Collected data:
========================
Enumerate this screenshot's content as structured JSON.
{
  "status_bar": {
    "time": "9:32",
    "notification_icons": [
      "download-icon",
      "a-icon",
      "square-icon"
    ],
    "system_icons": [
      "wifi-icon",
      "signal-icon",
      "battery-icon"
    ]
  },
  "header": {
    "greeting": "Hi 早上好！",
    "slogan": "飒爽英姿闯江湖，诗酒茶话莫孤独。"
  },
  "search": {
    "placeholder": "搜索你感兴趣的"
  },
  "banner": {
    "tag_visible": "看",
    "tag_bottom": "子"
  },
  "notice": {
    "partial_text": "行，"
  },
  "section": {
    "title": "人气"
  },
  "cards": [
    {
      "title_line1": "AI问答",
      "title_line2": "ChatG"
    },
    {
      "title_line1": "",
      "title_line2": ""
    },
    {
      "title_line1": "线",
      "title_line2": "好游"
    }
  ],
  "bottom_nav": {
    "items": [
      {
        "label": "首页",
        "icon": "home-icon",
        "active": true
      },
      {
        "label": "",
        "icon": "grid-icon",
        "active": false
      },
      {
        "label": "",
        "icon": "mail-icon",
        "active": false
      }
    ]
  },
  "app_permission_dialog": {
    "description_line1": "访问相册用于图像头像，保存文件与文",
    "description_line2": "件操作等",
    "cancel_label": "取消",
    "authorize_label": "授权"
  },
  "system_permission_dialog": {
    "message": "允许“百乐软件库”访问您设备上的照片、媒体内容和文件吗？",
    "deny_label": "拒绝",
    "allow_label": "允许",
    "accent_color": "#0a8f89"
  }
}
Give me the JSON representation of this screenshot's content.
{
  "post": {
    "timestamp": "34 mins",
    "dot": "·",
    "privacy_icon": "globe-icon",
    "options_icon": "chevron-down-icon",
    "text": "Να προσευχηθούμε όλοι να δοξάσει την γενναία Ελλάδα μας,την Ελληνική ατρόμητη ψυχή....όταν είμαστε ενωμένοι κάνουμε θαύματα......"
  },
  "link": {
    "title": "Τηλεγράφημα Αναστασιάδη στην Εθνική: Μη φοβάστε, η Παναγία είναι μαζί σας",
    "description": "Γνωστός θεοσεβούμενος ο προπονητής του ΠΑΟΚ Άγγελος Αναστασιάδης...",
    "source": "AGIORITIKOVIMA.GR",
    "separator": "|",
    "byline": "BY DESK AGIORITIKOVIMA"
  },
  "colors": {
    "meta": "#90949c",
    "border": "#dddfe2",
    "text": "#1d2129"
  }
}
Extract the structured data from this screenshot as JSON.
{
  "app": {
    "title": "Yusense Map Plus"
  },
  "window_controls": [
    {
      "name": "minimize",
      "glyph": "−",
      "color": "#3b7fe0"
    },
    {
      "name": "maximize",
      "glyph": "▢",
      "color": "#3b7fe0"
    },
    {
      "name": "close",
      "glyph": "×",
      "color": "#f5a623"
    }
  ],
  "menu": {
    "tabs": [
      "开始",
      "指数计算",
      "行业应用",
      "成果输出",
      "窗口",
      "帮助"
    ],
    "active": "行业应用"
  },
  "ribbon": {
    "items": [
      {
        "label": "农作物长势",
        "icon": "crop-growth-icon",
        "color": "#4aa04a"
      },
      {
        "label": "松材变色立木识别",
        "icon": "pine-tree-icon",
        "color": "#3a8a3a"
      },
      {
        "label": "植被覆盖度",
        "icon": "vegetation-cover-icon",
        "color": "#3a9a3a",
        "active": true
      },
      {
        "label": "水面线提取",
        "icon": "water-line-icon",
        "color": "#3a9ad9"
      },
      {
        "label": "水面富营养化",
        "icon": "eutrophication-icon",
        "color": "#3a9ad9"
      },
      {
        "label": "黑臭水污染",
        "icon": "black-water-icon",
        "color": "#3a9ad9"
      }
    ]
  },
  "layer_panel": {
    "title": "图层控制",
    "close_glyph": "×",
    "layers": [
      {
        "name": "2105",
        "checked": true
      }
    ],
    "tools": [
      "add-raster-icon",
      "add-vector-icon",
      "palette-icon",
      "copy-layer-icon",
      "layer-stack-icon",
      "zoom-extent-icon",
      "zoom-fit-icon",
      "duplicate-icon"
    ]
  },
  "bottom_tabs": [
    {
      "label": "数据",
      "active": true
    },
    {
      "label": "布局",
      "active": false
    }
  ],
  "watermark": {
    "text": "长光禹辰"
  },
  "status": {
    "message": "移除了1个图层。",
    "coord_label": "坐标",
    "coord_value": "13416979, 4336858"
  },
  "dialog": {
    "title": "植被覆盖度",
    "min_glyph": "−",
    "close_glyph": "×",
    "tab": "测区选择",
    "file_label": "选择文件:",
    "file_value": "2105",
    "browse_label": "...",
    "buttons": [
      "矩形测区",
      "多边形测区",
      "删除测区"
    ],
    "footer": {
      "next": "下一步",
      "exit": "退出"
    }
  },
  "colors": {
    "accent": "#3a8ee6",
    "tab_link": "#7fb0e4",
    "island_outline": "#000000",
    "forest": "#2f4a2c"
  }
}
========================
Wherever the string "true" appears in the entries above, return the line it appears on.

- Result -
        "active": true
        "active": true
        "checked": true
      "active": true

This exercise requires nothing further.